If you withdraw money from your Roth IRA or retirement accounts early, that money will never compound because it won’t be there.

You won’t have a choice: the administrator will deduct it automatically from your check.

And if you thought paying 10% on a mere withdrawal hurt, imagine the crack it’ll make in your entire nest egg. Because your 401(k) was funded with pre-income tax dollars, you’ll get hit with a tax bill in the year you take possession of those funds.

This is especially true for those with poor credit, who may not have access to traditional lending options or be able to borrow money at a reasonable interest rate.

Withdrawing the money from your retirement account is a way to fund these items without borrowing money from a third party that charges you interest. Depending on your age and various tax rules, you may owe both income taxes and penalties on the money you take out of retirement accounts.

The issue is, when can you withdraw earnings without paying the 10% early withdrawal penalty mandated by the IRS? All the same, the benefit of being able to withdraw your contributions without penalties or tax repercussions is a great benefit provided only to Roth IRA investors.

The cons of withdrawing money are common to all retirement accounts, but with different wrinkles depending on the laws and regulations that govern them.

But if it’s an extremely good plan, and better than the one at your new workplace (or there isn’t one at your new workplace), leaving the money behind may be the best move.

Remember that early withdrawal penalty we mentioned above? If you ask your retirement-fund provider to liquidate your account and send you the proceeds, you will have to pay that fee to the Internal Revenue Service (assuming you’re under 59½).
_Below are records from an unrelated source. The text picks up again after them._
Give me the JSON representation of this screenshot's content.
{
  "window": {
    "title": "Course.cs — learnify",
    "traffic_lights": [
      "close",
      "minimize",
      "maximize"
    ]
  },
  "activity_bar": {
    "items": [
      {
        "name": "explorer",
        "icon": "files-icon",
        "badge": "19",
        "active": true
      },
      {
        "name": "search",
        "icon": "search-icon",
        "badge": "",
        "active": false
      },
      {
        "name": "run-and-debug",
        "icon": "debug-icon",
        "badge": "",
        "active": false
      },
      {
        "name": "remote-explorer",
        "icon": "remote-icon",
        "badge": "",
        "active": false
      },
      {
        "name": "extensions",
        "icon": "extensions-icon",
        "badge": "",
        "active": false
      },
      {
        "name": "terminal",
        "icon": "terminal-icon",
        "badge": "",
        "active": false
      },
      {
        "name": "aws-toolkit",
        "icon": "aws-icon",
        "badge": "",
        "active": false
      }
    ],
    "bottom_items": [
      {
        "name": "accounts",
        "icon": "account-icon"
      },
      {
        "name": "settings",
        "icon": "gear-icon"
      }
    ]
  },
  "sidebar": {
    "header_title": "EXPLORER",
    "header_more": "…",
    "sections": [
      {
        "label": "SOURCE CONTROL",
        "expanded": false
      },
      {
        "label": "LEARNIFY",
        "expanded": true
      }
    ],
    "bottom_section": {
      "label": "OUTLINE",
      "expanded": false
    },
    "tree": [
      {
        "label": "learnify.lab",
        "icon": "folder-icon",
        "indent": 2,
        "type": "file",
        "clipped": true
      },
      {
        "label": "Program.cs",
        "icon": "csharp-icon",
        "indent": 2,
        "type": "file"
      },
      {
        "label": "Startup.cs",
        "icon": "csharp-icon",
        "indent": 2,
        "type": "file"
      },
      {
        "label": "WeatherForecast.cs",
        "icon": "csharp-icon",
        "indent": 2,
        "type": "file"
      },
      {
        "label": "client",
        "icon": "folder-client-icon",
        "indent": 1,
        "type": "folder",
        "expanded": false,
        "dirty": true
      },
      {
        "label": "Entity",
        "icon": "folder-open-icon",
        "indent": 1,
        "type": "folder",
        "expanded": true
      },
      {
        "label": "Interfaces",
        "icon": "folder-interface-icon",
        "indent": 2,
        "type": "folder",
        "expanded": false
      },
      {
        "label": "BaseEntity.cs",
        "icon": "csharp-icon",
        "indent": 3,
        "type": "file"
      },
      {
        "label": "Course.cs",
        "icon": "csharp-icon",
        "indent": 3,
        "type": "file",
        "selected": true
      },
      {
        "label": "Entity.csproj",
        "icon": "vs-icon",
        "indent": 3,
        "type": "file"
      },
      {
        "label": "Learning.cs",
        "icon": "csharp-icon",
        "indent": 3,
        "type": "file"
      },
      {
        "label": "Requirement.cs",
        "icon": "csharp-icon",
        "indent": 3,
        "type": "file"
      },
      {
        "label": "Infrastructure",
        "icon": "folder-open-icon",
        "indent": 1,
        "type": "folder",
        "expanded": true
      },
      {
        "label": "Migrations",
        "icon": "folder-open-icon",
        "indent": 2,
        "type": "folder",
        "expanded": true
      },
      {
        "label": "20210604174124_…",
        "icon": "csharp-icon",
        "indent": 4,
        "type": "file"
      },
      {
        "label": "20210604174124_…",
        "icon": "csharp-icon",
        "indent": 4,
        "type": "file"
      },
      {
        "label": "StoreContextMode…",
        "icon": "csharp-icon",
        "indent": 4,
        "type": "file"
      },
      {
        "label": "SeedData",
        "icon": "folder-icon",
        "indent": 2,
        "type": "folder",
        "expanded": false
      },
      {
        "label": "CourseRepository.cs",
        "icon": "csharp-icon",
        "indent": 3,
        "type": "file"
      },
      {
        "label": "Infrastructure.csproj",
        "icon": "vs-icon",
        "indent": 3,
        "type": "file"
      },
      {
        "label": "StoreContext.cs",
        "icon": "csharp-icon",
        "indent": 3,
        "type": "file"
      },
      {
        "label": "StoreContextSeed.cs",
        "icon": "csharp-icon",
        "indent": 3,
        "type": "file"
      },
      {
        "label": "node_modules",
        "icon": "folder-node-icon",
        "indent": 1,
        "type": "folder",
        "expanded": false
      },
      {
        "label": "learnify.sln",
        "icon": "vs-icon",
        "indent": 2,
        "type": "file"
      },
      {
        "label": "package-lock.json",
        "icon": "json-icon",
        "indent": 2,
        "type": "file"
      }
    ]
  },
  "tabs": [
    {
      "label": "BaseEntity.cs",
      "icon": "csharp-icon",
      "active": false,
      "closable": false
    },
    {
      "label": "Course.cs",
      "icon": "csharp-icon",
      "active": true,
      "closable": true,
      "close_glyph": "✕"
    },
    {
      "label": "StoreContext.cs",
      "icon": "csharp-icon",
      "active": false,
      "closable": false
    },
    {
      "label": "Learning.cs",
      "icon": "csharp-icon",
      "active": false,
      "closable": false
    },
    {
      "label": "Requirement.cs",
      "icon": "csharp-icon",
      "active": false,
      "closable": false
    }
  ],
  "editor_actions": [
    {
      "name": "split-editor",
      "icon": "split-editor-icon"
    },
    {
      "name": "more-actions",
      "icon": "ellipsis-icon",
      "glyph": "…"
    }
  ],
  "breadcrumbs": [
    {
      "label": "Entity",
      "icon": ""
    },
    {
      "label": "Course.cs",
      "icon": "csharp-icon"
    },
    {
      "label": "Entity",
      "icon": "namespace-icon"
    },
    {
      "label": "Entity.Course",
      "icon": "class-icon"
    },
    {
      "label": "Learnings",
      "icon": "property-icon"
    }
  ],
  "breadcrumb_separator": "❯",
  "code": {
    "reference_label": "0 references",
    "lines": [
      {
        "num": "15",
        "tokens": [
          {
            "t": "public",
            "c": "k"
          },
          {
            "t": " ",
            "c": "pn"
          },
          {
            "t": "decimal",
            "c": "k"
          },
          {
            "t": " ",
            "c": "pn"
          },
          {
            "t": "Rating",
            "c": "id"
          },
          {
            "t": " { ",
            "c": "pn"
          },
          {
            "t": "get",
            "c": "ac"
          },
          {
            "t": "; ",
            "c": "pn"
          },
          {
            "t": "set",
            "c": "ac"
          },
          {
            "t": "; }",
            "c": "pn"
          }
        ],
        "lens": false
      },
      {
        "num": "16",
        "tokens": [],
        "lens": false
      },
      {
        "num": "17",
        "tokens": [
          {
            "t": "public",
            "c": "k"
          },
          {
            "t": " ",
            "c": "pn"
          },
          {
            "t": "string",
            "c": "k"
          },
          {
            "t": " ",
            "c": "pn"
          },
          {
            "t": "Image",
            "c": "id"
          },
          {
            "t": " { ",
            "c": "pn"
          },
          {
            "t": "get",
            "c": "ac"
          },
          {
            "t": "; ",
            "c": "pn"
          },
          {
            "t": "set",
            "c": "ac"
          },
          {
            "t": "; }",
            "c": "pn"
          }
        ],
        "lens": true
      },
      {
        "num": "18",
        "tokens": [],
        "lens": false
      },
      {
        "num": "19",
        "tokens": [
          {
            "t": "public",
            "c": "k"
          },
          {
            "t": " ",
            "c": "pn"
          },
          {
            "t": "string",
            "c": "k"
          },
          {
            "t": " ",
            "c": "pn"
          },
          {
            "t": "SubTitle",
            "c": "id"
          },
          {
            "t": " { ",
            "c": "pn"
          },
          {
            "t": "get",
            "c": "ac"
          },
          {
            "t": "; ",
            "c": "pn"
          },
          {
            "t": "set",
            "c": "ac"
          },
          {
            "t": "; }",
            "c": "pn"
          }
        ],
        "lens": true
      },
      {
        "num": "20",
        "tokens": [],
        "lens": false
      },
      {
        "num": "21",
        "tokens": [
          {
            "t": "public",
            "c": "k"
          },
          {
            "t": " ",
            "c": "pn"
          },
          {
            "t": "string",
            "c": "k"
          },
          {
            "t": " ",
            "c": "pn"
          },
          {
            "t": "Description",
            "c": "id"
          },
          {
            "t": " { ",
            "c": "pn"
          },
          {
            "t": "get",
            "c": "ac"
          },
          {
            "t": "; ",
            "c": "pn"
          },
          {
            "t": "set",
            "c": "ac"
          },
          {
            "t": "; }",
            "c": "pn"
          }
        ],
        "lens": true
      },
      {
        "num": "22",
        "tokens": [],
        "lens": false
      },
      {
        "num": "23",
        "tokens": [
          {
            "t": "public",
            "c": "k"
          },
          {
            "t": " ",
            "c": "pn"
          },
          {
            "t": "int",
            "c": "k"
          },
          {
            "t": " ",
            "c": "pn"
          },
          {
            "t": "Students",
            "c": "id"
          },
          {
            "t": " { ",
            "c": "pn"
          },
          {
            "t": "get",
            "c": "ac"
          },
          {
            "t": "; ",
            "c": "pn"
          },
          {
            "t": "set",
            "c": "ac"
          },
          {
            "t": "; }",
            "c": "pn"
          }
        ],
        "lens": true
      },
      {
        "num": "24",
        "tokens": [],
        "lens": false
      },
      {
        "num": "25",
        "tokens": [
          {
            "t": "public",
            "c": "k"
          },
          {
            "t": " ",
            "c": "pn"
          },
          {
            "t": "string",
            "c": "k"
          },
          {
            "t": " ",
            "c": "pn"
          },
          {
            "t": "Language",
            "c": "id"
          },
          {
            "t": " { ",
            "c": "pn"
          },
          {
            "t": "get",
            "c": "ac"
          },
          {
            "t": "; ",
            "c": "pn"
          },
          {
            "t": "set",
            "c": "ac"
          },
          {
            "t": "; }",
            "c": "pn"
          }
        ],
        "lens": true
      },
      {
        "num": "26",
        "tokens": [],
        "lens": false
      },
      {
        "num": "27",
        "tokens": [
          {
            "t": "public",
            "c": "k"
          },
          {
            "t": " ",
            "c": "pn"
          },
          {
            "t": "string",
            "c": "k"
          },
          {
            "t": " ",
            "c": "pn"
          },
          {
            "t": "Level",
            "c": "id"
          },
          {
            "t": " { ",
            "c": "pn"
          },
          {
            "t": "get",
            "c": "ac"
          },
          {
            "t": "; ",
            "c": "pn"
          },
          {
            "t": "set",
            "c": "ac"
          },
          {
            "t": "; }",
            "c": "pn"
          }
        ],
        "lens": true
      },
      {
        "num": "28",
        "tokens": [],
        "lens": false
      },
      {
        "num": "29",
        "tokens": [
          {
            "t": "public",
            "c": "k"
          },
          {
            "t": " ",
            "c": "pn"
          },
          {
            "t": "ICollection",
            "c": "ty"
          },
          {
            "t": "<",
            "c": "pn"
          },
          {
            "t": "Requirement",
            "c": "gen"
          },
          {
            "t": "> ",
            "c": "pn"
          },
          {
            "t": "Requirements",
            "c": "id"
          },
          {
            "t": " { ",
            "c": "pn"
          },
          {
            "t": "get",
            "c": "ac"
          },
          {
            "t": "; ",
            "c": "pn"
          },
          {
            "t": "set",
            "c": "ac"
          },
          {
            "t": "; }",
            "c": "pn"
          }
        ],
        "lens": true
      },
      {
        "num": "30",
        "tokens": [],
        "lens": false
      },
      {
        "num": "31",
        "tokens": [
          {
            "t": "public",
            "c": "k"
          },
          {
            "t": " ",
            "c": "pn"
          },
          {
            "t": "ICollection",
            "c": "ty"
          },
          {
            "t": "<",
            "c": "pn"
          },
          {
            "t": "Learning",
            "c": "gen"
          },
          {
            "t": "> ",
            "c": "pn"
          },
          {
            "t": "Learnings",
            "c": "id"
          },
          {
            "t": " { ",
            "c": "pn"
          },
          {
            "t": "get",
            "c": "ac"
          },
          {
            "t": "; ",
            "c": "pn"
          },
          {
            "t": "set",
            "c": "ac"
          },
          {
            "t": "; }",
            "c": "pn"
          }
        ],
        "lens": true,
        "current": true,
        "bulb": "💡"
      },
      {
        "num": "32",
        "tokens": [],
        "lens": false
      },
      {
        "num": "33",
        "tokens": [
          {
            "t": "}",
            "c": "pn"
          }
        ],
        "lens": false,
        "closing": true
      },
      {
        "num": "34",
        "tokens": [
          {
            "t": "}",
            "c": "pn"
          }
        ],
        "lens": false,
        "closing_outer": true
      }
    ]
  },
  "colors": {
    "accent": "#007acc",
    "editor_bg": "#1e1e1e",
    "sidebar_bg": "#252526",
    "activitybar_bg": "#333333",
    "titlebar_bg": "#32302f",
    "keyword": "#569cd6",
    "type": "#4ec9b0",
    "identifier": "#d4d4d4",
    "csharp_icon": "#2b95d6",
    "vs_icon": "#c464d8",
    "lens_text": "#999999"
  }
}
You can escape both the tax and the penalty if the account is at least five years old 59½ or meet a few other specifications (being disabled is one).